Suffice to say that there is less procedure and more technique in flying a floatplane than a runway plane. There is nothing like the prescribed speeds and pitch attitudes that define takeoff in a jet, for example. The concept is simple; the execution more difficult. If the tips of the floats dig into the water, the airplane may keep going and flip over. This is to be avoided. Passengers are suddenly poor tippers when asked to swim the last hundred metres to the dock.
My experts describe takeoffs typically performed with full aft elevator against the downward influence of power against float drag. There will be spray and noise. Once there is sufficient speed, and the floats begin to plane across the surface – called being “on the step” – drag decreases, and with a bit of finesse the aircraft will accelerate to flying speed.
“Finesse” is the term for finding just the perfect pitch attitude to facilitate acceleration. Perversely, the water can generate suction upon the floats. In adverse combinations of weight, wind and waves, a mishandled takeoff can leave the floatplane a noisy speedboat incapable of liftoff. Experienced pilots employ tricks such as using ailerons to lift one float before the other, or “popping” down the flaps to break free of the water.
Landings are much the same process in reverse, without the confounding effects of engine thrust. Gauging wave height from above is an acquired skill, and excessive wave height can break a floatplane. Sean Evans’ answer was enlightening when asked, “What is the limit?”
“It depends,” he mused, launching into a brief dissertation on wave dynamics, terrain effects, and “rips” of wind against current. So, what’s the limit? Experience, it seems.
A fluid environment
In fact, what I consistently heard from the experts was that the salient skill in float flying isn’t the mechanical “stick handling” of the controls, but the judgment upon where and whether a takeoff or landing should be attempted. Wind and water conditions at the destination might make a landing ill-advised, for example, whereas a nearby bay or the lee side of an island could provide shelter, albeit at the expense of a longer taxi to the dock. An ability to read the conditions and adapt is essential for longevity.
Visual flight rules, or VFR, is inherently more difficult than “picking up a clearance” for instrument flight along airways. Unlike IFR flying, where one’s limits are largely quantitative – reported cloud base, runway visual range, etc. – the world of visual flying is less well-served by a thick rule book.
VFR flying is heavily dependent upon judgment. In the absence of weather reports, for example, the floatplane pilot asks himself not whether the conditions conform to regulations, but rather whether they’re safe for the mission. Any experienced pilot knows that those two lines don’t always run parallel.

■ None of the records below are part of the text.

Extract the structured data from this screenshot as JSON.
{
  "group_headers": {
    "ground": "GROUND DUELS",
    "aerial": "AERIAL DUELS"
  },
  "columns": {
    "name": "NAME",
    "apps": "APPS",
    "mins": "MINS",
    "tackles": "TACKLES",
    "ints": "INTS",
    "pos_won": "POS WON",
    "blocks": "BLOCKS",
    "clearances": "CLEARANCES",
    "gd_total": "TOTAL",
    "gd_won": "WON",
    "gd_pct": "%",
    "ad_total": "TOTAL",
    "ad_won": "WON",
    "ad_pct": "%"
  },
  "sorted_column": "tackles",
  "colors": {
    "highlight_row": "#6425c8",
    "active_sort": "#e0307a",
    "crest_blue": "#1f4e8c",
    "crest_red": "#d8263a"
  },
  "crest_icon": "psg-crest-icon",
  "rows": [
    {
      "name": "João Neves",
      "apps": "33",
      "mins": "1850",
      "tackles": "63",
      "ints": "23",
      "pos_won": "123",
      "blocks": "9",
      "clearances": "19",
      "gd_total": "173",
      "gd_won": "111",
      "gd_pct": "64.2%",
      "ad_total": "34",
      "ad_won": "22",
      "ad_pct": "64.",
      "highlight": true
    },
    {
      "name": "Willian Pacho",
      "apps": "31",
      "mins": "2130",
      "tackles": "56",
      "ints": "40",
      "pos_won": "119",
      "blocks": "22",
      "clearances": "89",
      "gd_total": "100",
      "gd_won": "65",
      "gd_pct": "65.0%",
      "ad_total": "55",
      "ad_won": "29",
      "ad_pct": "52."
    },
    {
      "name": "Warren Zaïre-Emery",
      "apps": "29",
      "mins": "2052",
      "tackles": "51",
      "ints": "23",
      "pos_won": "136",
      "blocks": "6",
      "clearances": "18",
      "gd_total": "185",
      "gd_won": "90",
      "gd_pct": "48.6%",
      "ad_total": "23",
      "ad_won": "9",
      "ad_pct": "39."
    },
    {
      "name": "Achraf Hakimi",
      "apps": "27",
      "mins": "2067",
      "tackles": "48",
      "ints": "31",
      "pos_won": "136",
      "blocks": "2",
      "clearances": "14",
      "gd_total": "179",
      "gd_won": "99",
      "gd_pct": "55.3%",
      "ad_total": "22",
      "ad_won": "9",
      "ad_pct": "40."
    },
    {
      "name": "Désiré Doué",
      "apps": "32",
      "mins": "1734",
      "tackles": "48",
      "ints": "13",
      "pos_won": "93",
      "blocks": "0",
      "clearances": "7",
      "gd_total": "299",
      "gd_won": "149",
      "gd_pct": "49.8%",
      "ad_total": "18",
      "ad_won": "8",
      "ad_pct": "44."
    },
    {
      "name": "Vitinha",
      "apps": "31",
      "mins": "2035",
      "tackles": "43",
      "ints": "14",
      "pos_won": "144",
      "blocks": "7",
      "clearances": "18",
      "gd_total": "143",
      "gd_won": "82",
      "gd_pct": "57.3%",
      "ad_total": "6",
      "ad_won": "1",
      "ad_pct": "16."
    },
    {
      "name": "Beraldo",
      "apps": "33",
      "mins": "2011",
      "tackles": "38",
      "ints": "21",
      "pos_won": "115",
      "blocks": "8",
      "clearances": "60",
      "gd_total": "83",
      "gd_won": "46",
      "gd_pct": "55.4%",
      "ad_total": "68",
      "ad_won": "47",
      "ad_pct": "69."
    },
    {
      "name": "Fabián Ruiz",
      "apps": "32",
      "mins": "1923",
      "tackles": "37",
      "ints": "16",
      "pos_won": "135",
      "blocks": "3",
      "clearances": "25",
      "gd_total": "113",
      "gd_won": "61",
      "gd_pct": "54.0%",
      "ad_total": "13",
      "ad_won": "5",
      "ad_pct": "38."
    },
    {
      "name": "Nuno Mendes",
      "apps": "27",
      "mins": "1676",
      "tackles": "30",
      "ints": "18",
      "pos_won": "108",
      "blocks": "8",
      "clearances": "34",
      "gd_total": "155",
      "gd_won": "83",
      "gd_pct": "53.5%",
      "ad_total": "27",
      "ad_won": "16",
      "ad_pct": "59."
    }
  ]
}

The experts know the coast and its moods intimately. In lieu of a published terminal forecast, they cast an experienced eye upon the view out the window. Sean Evans described how to see the imprints of wind gusts upon the water, and explained how eddies and swirls on the surface can be indicative of rocks or submerged obstructions which risk ripping the bottom from a float. Larry Langford described how coniferous trees aren’t much good as indicators below about 15 knots windspeed. Alder trees apparently provide a more sensitive anemometer; the leaves changing their green hue in a gentle breeze. Among a floatplane pilot’s key skills is an ability to read their environment.

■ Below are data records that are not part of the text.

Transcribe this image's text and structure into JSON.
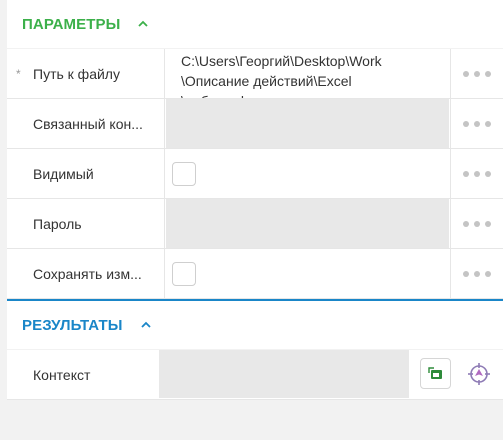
{
  "params_section": {
    "title": "ПАРАМЕТРЫ"
  },
  "results_section": {
    "title": "РЕЗУЛЬТАТЫ"
  },
  "params": [
    {
      "label": "Путь к файлу",
      "required_mark": "*",
      "value": "C:\\Users\\Георгий\\Desktop\\Work\n\\Описание действий\\Excel\n\\работа.xlsx"
    },
    {
      "label": "Связанный кон..."
    },
    {
      "label": "Видимый"
    },
    {
      "label": "Пароль"
    },
    {
      "label": "Сохранять изм..."
    }
  ],
  "results": [
    {
      "label": "Контекст"
    }
  ],
  "colors": {
    "params_accent": "#3cb04a",
    "results_accent": "#1a86c8"
  },
  "icons": {
    "collapse": "chevron-up-icon",
    "more": "more-dots-icon",
    "select": "select-element-icon",
    "target": "target-icon"
  }
}
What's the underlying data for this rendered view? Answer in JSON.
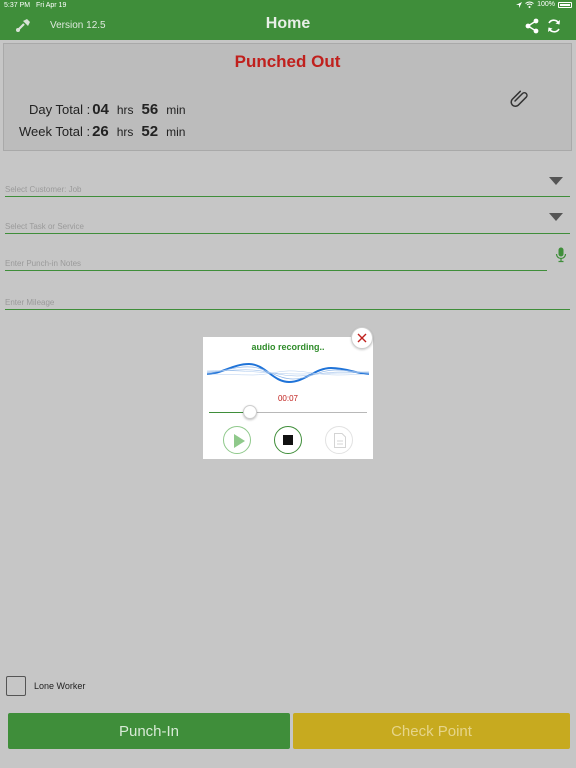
{
  "status_bar": {
    "time": "5:37 PM",
    "date": "Fri Apr 19",
    "battery": "100%"
  },
  "nav": {
    "version": "Version 12.5",
    "title": "Home",
    "logo_icon": "tool-icon",
    "share_icon": "share-icon",
    "refresh_icon": "refresh-icon"
  },
  "summary": {
    "status": "Punched Out",
    "attach_icon": "paperclip-icon",
    "day": {
      "label": "Day Total :",
      "hours": "04",
      "hrs_unit": "hrs",
      "minutes": "56",
      "min_unit": "min"
    },
    "week": {
      "label": "Week Total :",
      "hours": "26",
      "hrs_unit": "hrs",
      "minutes": "52",
      "min_unit": "min"
    }
  },
  "form": {
    "customer_placeholder": "Select Customer: Job",
    "task_placeholder": "Select Task or Service",
    "notes_placeholder": "Enter Punch-in Notes",
    "mileage_placeholder": "Enter Mileage"
  },
  "audio_popup": {
    "title": "audio recording..",
    "elapsed": "00:07",
    "progress": 0.26
  },
  "lone_worker": {
    "label": "Lone Worker",
    "checked": false
  },
  "actions": {
    "punch_in": "Punch-In",
    "check_point": "Check Point"
  },
  "colors": {
    "brand_green": "#3f8e3a",
    "status_red": "#c0201d",
    "checkpoint_yellow": "#c7aa1f"
  }
}
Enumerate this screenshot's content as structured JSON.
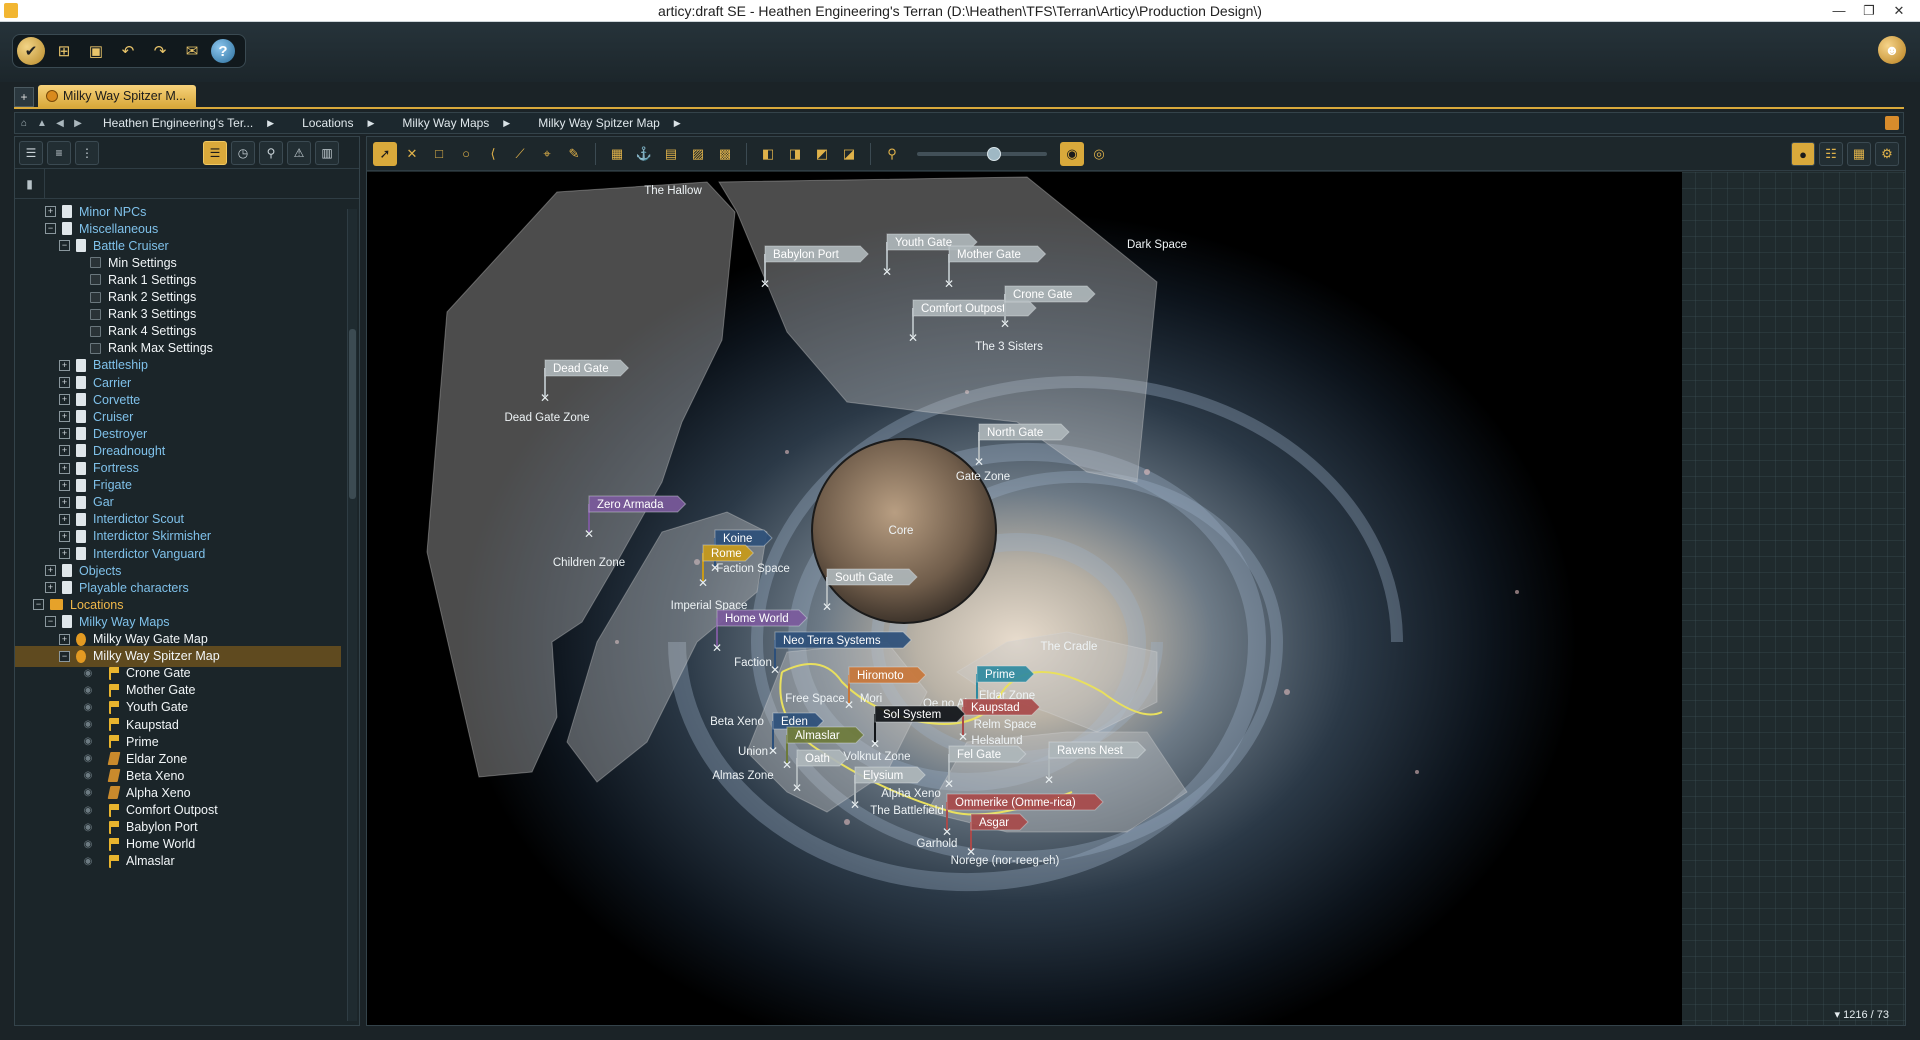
{
  "window": {
    "title": "articy:draft SE - Heathen Engineering's Terran (D:\\Heathen\\TFS\\Terran\\Articy\\Production Design\\)"
  },
  "tabs": [
    {
      "label": "Milky Way Spitzer M..."
    }
  ],
  "breadcrumb": [
    "Heathen Engineering's Ter...",
    "Locations",
    "Milky Way Maps",
    "Milky Way Spitzer Map"
  ],
  "tree": [
    {
      "label": "Minor NPCs",
      "level": 1,
      "exp": "+",
      "icon": "doc",
      "color": "blue"
    },
    {
      "label": "Miscellaneous",
      "level": 1,
      "exp": "-",
      "icon": "doc",
      "color": "blue"
    },
    {
      "label": "Battle Cruiser",
      "level": 2,
      "exp": "-",
      "icon": "doc",
      "color": "blue"
    },
    {
      "label": "Min Settings",
      "level": 3,
      "exp": "",
      "icon": "inst",
      "color": "white"
    },
    {
      "label": "Rank 1 Settings",
      "level": 3,
      "exp": "",
      "icon": "inst",
      "color": "white"
    },
    {
      "label": "Rank 2 Settings",
      "level": 3,
      "exp": "",
      "icon": "inst",
      "color": "white"
    },
    {
      "label": "Rank 3 Settings",
      "level": 3,
      "exp": "",
      "icon": "inst",
      "color": "white"
    },
    {
      "label": "Rank 4 Settings",
      "level": 3,
      "exp": "",
      "icon": "inst",
      "color": "white"
    },
    {
      "label": "Rank Max Settings",
      "level": 3,
      "exp": "",
      "icon": "inst",
      "color": "white"
    },
    {
      "label": "Battleship",
      "level": 2,
      "exp": "+",
      "icon": "doc",
      "color": "blue"
    },
    {
      "label": "Carrier",
      "level": 2,
      "exp": "+",
      "icon": "doc",
      "color": "blue"
    },
    {
      "label": "Corvette",
      "level": 2,
      "exp": "+",
      "icon": "doc",
      "color": "blue"
    },
    {
      "label": "Cruiser",
      "level": 2,
      "exp": "+",
      "icon": "doc",
      "color": "blue"
    },
    {
      "label": "Destroyer",
      "level": 2,
      "exp": "+",
      "icon": "doc",
      "color": "blue"
    },
    {
      "label": "Dreadnought",
      "level": 2,
      "exp": "+",
      "icon": "doc",
      "color": "blue"
    },
    {
      "label": "Fortress",
      "level": 2,
      "exp": "+",
      "icon": "doc",
      "color": "blue"
    },
    {
      "label": "Frigate",
      "level": 2,
      "exp": "+",
      "icon": "doc",
      "color": "blue"
    },
    {
      "label": "Gar",
      "level": 2,
      "exp": "+",
      "icon": "doc",
      "color": "blue"
    },
    {
      "label": "Interdictor Scout",
      "level": 2,
      "exp": "+",
      "icon": "doc",
      "color": "blue"
    },
    {
      "label": "Interdictor Skirmisher",
      "level": 2,
      "exp": "+",
      "icon": "doc",
      "color": "blue"
    },
    {
      "label": "Interdictor Vanguard",
      "level": 2,
      "exp": "+",
      "icon": "doc",
      "color": "blue"
    },
    {
      "label": "Objects",
      "level": 1,
      "exp": "+",
      "icon": "doc",
      "color": "blue"
    },
    {
      "label": "Playable characters",
      "level": 1,
      "exp": "+",
      "icon": "doc",
      "color": "blue"
    },
    {
      "label": "Locations",
      "level": 0,
      "exp": "-",
      "icon": "folder",
      "color": "loc"
    },
    {
      "label": "Milky Way Maps",
      "level": 1,
      "exp": "-",
      "icon": "doc",
      "color": "blue"
    },
    {
      "label": "Milky Way Gate Map",
      "level": 2,
      "exp": "+",
      "icon": "map",
      "color": "white"
    },
    {
      "label": "Milky Way Spitzer Map",
      "level": 2,
      "exp": "-",
      "icon": "map",
      "color": "white",
      "selected": true
    },
    {
      "label": "Crone Gate",
      "level": 3,
      "exp": "",
      "icon": "flag",
      "color": "white",
      "eye": true
    },
    {
      "label": "Mother Gate",
      "level": 3,
      "exp": "",
      "icon": "flag",
      "color": "white",
      "eye": true
    },
    {
      "label": "Youth Gate",
      "level": 3,
      "exp": "",
      "icon": "flag",
      "color": "white",
      "eye": true
    },
    {
      "label": "Kaupstad",
      "level": 3,
      "exp": "",
      "icon": "flag",
      "color": "white",
      "eye": true
    },
    {
      "label": "Prime",
      "level": 3,
      "exp": "",
      "icon": "flag",
      "color": "white",
      "eye": true
    },
    {
      "label": "Eldar Zone",
      "level": 3,
      "exp": "",
      "icon": "zone",
      "color": "white",
      "eye": true
    },
    {
      "label": "Beta Xeno",
      "level": 3,
      "exp": "",
      "icon": "zone",
      "color": "white",
      "eye": true
    },
    {
      "label": "Alpha Xeno",
      "level": 3,
      "exp": "",
      "icon": "zone",
      "color": "white",
      "eye": true
    },
    {
      "label": "Comfort Outpost",
      "level": 3,
      "exp": "",
      "icon": "flag",
      "color": "white",
      "eye": true
    },
    {
      "label": "Babylon Port",
      "level": 3,
      "exp": "",
      "icon": "flag",
      "color": "white",
      "eye": true
    },
    {
      "label": "Home World",
      "level": 3,
      "exp": "",
      "icon": "flag",
      "color": "white",
      "eye": true
    },
    {
      "label": "Almaslar",
      "level": 3,
      "exp": "",
      "icon": "flag",
      "color": "white",
      "eye": true
    }
  ],
  "map": {
    "zones": [
      "The Hallow",
      "Dark Space",
      "Dead Gate Zone",
      "Children Zone",
      "Core",
      "Gate Zone",
      "The 3 Sisters",
      "The Cradle",
      "Imperial Space",
      "Faction Space",
      "Faction",
      "Free Space",
      "Mori",
      "Oe no Al",
      "Eldar Zone",
      "Relm Space",
      "Helsalund",
      "Beta Xeno",
      "Union",
      "Almas Zone",
      "Volknut Zone",
      "Alpha Xeno",
      "The Battlefield",
      "Garhold",
      "Norege (nor-reeg-eh)"
    ],
    "pins": [
      {
        "label": "Babylon Port",
        "style": "gray"
      },
      {
        "label": "Youth Gate",
        "style": "gray"
      },
      {
        "label": "Mother Gate",
        "style": "gray"
      },
      {
        "label": "Comfort Outpost",
        "style": "gray"
      },
      {
        "label": "Crone Gate",
        "style": "gray"
      },
      {
        "label": "Dead Gate",
        "style": "gray"
      },
      {
        "label": "North Gate",
        "style": "gray"
      },
      {
        "label": "Zero Armada",
        "style": "purple"
      },
      {
        "label": "Koine",
        "style": "blue"
      },
      {
        "label": "Rome",
        "style": "gold"
      },
      {
        "label": "South Gate",
        "style": "gray"
      },
      {
        "label": "Home World",
        "style": "purple"
      },
      {
        "label": "Neo Terra Systems",
        "style": "blue"
      },
      {
        "label": "Hiromoto",
        "style": "orange"
      },
      {
        "label": "Prime",
        "style": "teal"
      },
      {
        "label": "Kaupstad",
        "style": "red"
      },
      {
        "label": "Sol System",
        "style": "dark"
      },
      {
        "label": "Eden",
        "style": "blue"
      },
      {
        "label": "Almaslar",
        "style": "olive"
      },
      {
        "label": "Oath",
        "style": "gray"
      },
      {
        "label": "Fel Gate",
        "style": "gray"
      },
      {
        "label": "Ravens Nest",
        "style": "gray"
      },
      {
        "label": "Elysium",
        "style": "gray"
      },
      {
        "label": "Ommerike (Omme-rica)",
        "style": "red"
      },
      {
        "label": "Asgar",
        "style": "red"
      }
    ]
  },
  "status": {
    "count": "1216 / 73"
  },
  "colors": {
    "accent": "#d9a93b",
    "tree_blue": "#7fc1ea",
    "selection": "#5f4a1f"
  }
}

A gift of mystery
In an age where most flying involves managing technology, and where procedural conformity is sacrosanct, it’s nice to discover that some flying is still more of an art than a science.
Floatplane pilots are far from a rare species on the West Coast, but they represent a self-contained subculture within aviation. That passing floatplane pilot left me a gift on that grey morning. It took a while to unwrap it, but I was left with the knowledge that aviation still has a bit of mystery and adventure left in it.
Robert Erdos is a contributing editor for Skies magazine. He is a graduate of the U.S. Naval Test Pilot School and a retired professional test pilot. Also an aviation enthusiast, his spare time activities include displaying vintage airplanes and flying his RV-6 kitplane.